1. For cluster randomized experiments at the school level, something has to give. I’d suggest that for such studies, the p value should be increased to .10 or even .20. A p value of .05 is a long-established convention, indicating that there is only one chance in 20 that the outcomes are due to luck. Yet one chance in 10 (p=.10) may be sufficient in studies likely to have tens of thousands of students.
2. For studies in the past, as well as in the future, replication should be considered the same as large sample size. For example, imagine that two studies of Program X each have 30 schools. Each gets a respectable effect size of +0.20, which would not be significant in either case. Put the two studies together, however, and voila! The combined study of 60 schools would be highly significant, even at p=.05.
3. Government or foundation funders might fund evaluations in stages. The first stage might involve a cluster randomized experiment of, say, 20 schools, which is very unlikely to produce a significant difference. But if the effect size were perhaps 0.20 or more, the funders might fund a second stage of 30 schools. The two samples together, 50 schools, would be enough to detect a small but important effect.
One might well ask why we should be interested in programs that only produce effect sizes of 0.15? Aren’t these effects too small to matter?
The answer is that they are not. Over time, I hope we will learn how to routinely produce better outcomes. Already, we know that much larger impacts are found in studies of certain approaches emphasizing professional development (e.g., cooperative learning, meta cognitive skills) and certain forms of technology. I hope and expect that over time, more studies will evaluate programs using methods like those that have been proven to work, and fewer will evaluate those that do not, thereby raising the average effects we find. But even as they are, small but reliable effect sizes are making meaningful differences in the lives of children, and will make much more meaningful differences as we learn from efforts at the Institute of Education Sciences (IES) and the Investing in Innovation (i3)/Education Innovation and Research (EIR) programs.
Small effect sizes from large randomized experiments are the Hope Diamonds of our profession.
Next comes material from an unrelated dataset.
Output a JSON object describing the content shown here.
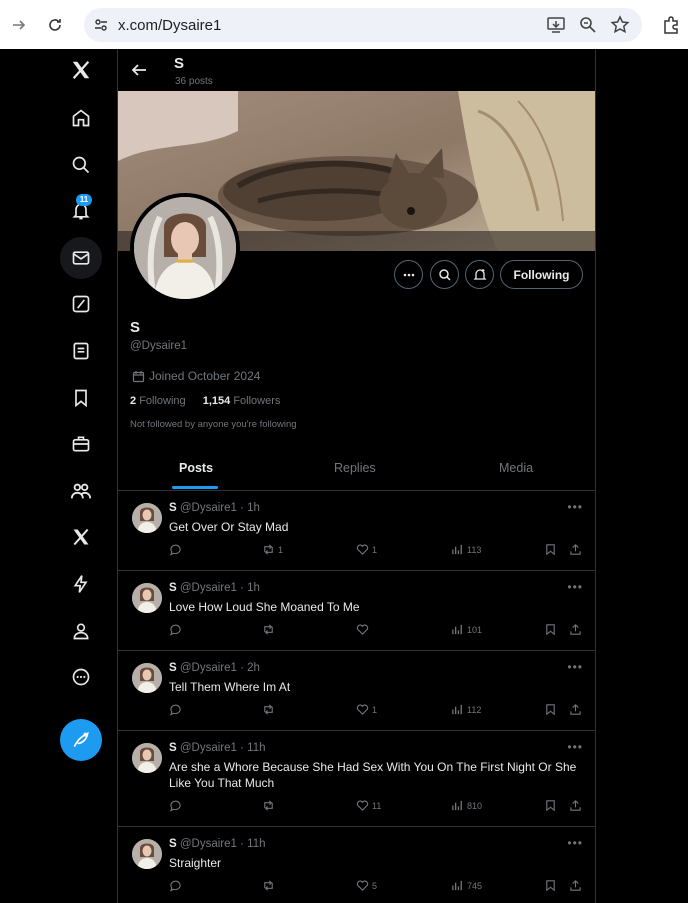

They also are the best hope for evidence-based improvements for all students.